Despite not buying more, his ownership stake in American Express grew to over 20% because of stock buybacks. Today, it’s valued at $23.9 billion, or 6.9% of Berkshire’s total.
As Warren Buffett told Bloomberg last year, “You can’t create another American Express.” It possesses a status unavailable to any other credit card on the market. The card issuer also targets higher-income individuals who are typically impacted by economic downturns less than others. And though corrections and recessions could hurt AmEx in the short term, such conditions tend not to last very long.

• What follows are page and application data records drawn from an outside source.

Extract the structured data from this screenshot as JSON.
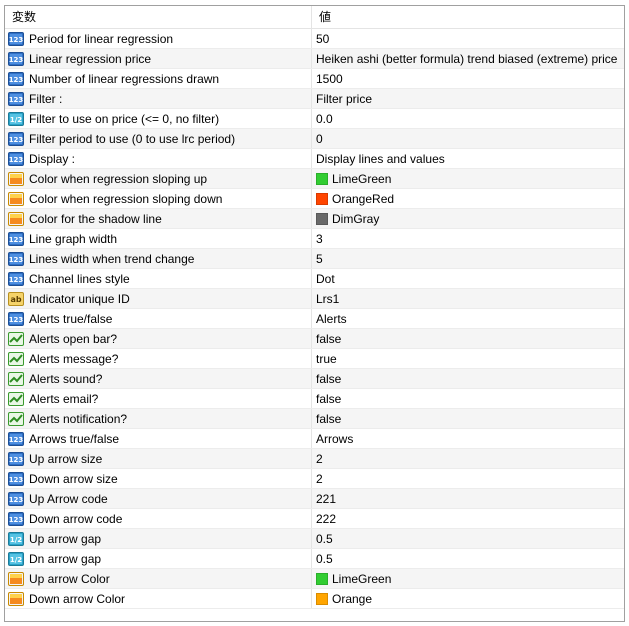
{
  "header": {
    "col_name": "変数",
    "col_value": "値"
  },
  "params": [
    {
      "icon": "int",
      "name": "Period for linear regression",
      "value": "50"
    },
    {
      "icon": "int",
      "name": "Linear regression price",
      "value": "Heiken ashi (better formula) trend biased (extreme) price"
    },
    {
      "icon": "int",
      "name": "Number of linear regressions drawn",
      "value": "1500"
    },
    {
      "icon": "int",
      "name": "Filter :",
      "value": "Filter price"
    },
    {
      "icon": "double",
      "name": "Filter to use on price (<= 0, no filter)",
      "value": "0.0"
    },
    {
      "icon": "int",
      "name": "Filter period to use (0 to use lrc period)",
      "value": "0"
    },
    {
      "icon": "int",
      "name": "Display :",
      "value": "Display lines and values"
    },
    {
      "icon": "color",
      "name": "Color when regression sloping up",
      "value": "LimeGreen",
      "swatch": "#32cd32"
    },
    {
      "icon": "color",
      "name": "Color when regression sloping down",
      "value": "OrangeRed",
      "swatch": "#ff4500"
    },
    {
      "icon": "color",
      "name": "Color for the shadow line",
      "value": "DimGray",
      "swatch": "#696969"
    },
    {
      "icon": "int",
      "name": "Line graph width",
      "value": "3"
    },
    {
      "icon": "int",
      "name": "Lines width when trend change",
      "value": "5"
    },
    {
      "icon": "int",
      "name": "Channel lines style",
      "value": "Dot"
    },
    {
      "icon": "string",
      "name": "Indicator unique ID",
      "value": "Lrs1"
    },
    {
      "icon": "int",
      "name": "Alerts true/false",
      "value": "Alerts"
    },
    {
      "icon": "bool",
      "name": "Alerts open bar?",
      "value": "false"
    },
    {
      "icon": "bool",
      "name": "Alerts message?",
      "value": "true"
    },
    {
      "icon": "bool",
      "name": "Alerts sound?",
      "value": "false"
    },
    {
      "icon": "bool",
      "name": "Alerts email?",
      "value": "false"
    },
    {
      "icon": "bool",
      "name": "Alerts notification?",
      "value": "false"
    },
    {
      "icon": "int",
      "name": "Arrows true/false",
      "value": "Arrows"
    },
    {
      "icon": "int",
      "name": "Up arrow size",
      "value": "2"
    },
    {
      "icon": "int",
      "name": "Down arrow size",
      "value": "2"
    },
    {
      "icon": "int",
      "name": "Up Arrow code",
      "value": "221"
    },
    {
      "icon": "int",
      "name": "Down arrow code",
      "value": "222"
    },
    {
      "icon": "double",
      "name": "Up arrow gap",
      "value": "0.5"
    },
    {
      "icon": "double",
      "name": "Dn arrow gap",
      "value": "0.5"
    },
    {
      "icon": "color",
      "name": "Up arrow Color",
      "value": "LimeGreen",
      "swatch": "#32cd32"
    },
    {
      "icon": "color",
      "name": "Down arrow Color",
      "value": "Orange",
      "swatch": "#ffa500"
    }
  ]
}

Where recessions are measured in months, bull markets are measured in years.
That makes the economics of American Express’ business one of long-term expansion. It also means American Express will likely remain a fixture in Berkshire Hathaway for decades.
Even though Buffett sold some shares of Chevron (NYSE:CVX) earlier this year, the integrated oil and gas giant remains a prominent fixture in the portfolio. It represents 5.6% of the total, or $19.4 billion.
Warren Buffett took advantage of oil’s low prices in late 2020 to buy this energy giant. Clearly, “peak oil” wasn’t happening, and global demand would perk up again. Oil stocks were among the best-performing stocks in 2021 as demand and prices soared.
Warren Buffett began selling near oil’s peak, and he’s trimmed his holdings in Chevron since. He still owns enough of this behemoth to make it Berkshire Hathaway’s fifth-largest holding. He undoubtedly continues to hold significant sums because he doesn’t see energy prices falling. Instead, the war in Eastern Europe and the destruction of the Nordstream 2 gas pipeline mean the continent faces an extended period of elevated energy costs.
Occidental Petroleum ()
Just as Buffett was selling Chevron, he was buying Occidental Petroleum (NYSE:OXY). After buying almost $8 billion worth of shares last year, he continued purchasing shares almost every quarter thereafter. He now owns 25% of the company and has permission from the Securities & Exchange Commission to buy as much as 50%.
The buying spree means Occidental Petroleum is now worth $13.7 billion. That equates to 3.9% of Berkshire’s total.
Warren Buffett believes the huge U.S. oil-producing Permian Basin region is the real deal for production. He said his acquisition of Occidental stock was “a bet on the fact that the Permian Basin is what it is cracked up to be.”
Yet a constrained global oil supply also provides significant upside potential. Russia’s invasion of Ukraine has created substantial energy shortages. An increase in supply isn’t on the horizon, meaning pricing will remain elevated. That should benefit Occidental Petroleum’s bottom line.
Kraft Heinz ()
Packaged foods leader Kraft Heinz (NASDAQ:KHC) is the seventh biggest holding in Warren Buffett’s Berkshire, accounting for 3.1% of the total value.
The stock represents Buffett’s penchant for buying consumer-facing companies. It’s a theme he returns to again and again when buying businesses. But he hasn’t always loved the business and in the past, he’s called his investment a mistake. “I was wrong in a couple of ways about Kraft Heinz. We overpaid for Kraft,” he told CNBC in 2019.
While he believes the company is “still a wonderful business,” he admits he paid about $100 billion for tangible assets, while it currently uses around $7 billion. The packaged goods company also sits on substantial debt of $19.4 billion. It has less than $1 billion in cash, and the constrained balance sheet limits how much growth Kraft Heinz can manufacture.
But Buffett hangs onto the shares, underscoring his mantra of “the best time to sell is never.” Berkshire Hathaway owns 325 million shares of Kraft Heinz worth $10.9 billion.
On the date of publication, Rich Duprey held a LONG position in CVX and KO stock. The opinions expressed in this article are those of the writer, subject to the InvestorPlace.com Publishing Guidelines.